The EXPLORE test is used in the Unbridled Learning accountability model to gauge how well schools are performing. Results from Unbridled Learning were published in last week’s The Springfield Sun.
The EXPLORE test that was taken in September will count towards next year’s Unbridled Learning scores. The good news is that two local schools are off to a good start.
Erin Taylor, an eighth grader at Washington County Middle School, earned an overall score of 25 out of 25 on her EXPLORE test, something that’s nearly unheard of, according to WCMS Principal Ty Howard.
“That’s incredible,” Howard said. “She blew it out of the water.”
As seventh graders, the students at both county middle schools were given a chance to take the EXPLORE test to gauge what areas needed improvement. The test is normally reserved for eighth graders, but a grant allowed Washington County students an early look.
Howard said that Taylor had an overall score of 25 on her exam in seventh grade, but her math score was a 23. Taylor improved, earning a 25 in all four areas test (English, reading, math, science).
Howard said Taylor does plan to attend college.
If she continues scoring this well, she’ll have colleges competing to recruit her, Howard said.

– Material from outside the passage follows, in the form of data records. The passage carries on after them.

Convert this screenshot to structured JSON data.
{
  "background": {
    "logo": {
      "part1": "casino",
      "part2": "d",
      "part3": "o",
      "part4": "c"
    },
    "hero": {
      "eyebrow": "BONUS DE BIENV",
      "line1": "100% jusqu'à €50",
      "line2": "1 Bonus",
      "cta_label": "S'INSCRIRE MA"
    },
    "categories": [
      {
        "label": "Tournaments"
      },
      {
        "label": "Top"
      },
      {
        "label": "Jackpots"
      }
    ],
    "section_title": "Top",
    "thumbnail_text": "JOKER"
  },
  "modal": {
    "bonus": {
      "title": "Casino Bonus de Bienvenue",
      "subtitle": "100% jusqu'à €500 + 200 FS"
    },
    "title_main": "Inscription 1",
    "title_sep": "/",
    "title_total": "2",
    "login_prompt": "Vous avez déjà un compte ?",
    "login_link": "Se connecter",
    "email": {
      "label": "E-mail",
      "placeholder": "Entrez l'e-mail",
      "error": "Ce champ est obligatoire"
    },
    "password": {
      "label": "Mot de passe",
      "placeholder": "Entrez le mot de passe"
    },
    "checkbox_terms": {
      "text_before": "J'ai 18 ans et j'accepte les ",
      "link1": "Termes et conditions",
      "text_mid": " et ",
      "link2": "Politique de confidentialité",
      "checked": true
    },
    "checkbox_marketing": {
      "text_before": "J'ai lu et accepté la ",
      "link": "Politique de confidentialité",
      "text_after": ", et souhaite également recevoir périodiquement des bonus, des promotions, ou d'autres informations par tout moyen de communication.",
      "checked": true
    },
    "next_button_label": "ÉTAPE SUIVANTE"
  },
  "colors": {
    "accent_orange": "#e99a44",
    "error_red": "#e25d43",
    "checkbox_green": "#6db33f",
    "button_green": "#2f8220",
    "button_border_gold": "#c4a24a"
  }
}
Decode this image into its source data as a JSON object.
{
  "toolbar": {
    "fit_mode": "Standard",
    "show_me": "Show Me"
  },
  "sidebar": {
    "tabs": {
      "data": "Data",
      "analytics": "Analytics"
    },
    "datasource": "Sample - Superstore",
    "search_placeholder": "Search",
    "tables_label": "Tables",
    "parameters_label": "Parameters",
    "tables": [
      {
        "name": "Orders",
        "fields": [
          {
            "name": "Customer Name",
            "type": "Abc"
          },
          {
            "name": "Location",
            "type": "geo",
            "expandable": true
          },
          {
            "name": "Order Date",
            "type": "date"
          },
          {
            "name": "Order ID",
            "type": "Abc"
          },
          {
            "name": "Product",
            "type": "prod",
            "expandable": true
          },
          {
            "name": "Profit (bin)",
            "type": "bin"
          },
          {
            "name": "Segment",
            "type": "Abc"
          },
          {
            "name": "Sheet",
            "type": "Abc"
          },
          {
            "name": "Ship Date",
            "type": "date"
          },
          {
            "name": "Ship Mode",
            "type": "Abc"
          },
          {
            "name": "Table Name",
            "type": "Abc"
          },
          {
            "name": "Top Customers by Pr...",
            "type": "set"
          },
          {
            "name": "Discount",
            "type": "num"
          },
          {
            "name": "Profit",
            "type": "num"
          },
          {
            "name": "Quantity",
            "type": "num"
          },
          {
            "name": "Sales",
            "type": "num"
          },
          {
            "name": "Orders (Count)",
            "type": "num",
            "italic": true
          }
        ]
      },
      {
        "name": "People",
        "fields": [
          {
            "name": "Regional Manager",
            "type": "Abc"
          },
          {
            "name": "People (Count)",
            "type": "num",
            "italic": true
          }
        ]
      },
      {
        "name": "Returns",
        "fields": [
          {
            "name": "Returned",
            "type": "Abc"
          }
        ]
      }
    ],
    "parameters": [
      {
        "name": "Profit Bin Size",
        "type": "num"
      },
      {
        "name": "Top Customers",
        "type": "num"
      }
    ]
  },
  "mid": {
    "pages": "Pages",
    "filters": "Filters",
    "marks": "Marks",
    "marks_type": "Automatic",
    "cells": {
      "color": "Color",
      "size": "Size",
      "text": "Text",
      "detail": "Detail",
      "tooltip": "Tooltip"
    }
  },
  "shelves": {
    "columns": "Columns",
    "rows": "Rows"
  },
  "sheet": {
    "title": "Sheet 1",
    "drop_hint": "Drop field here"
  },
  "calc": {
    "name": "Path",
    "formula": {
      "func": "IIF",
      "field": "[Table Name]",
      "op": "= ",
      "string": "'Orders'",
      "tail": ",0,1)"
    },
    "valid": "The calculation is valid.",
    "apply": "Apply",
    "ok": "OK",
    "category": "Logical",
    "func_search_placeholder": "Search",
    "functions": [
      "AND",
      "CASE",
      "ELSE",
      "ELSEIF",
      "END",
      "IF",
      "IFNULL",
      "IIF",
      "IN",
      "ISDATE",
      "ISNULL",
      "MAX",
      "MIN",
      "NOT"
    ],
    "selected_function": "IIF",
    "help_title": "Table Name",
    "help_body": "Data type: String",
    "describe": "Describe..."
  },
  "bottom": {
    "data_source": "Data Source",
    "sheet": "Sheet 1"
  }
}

North Washington Middle School Principal Amanda Mattingly said the EXPLORE test is in preparation for the ACT and therefore is very much like the college-admittance test.
Both WCMS and NWMS scored above the national average as a whole.
Howard said WCMS scored 15.8 as a whole, with the national average at 15.5. Mattingly said NWMS scored 15.7 as a whole, slipping from 16.1 the previous year but still above national average.
Mattingly said she and her staff were very excited about the number of students that met all benchmarks on the test.
“That’s really, really difficult to do on the EXPLORE test,” she said. “We had seven students that met all four (benchmark)areas. So that was really, really exciting.”
Howard, who is new to WCMS this year, said the staff came up with a plan to improve on the first day of school and set some goals.
“We met three out of four goals that we set,” Howard said. “But the whole key in this test is how many kids you can get to benchmark scores in three areas. We had a whole bunch.”
Since the test is administered in September, Mattingly said that the eighth grade EXPLORE test results are a big reflection on instruction in the seventh grade year.
“When we bring our kids back in August, we focus on the instruction, but also a lot of our time goes into the test-taking skills and preparing them for that way,” she said.
For example, the staff knows that a lot of the science portion of the test involves interpreting and analyzing graphs.
“So we have to make sure that we’re getting them ready for that because it’s not necessarily just science concepts, it’s, ‘are you able to read and interpret a graph properly?’” Mattingly said.
Both principals were pleased with their school’s performance.
EXPLORE test results have not been officially released on the Kentucky Department of Education website.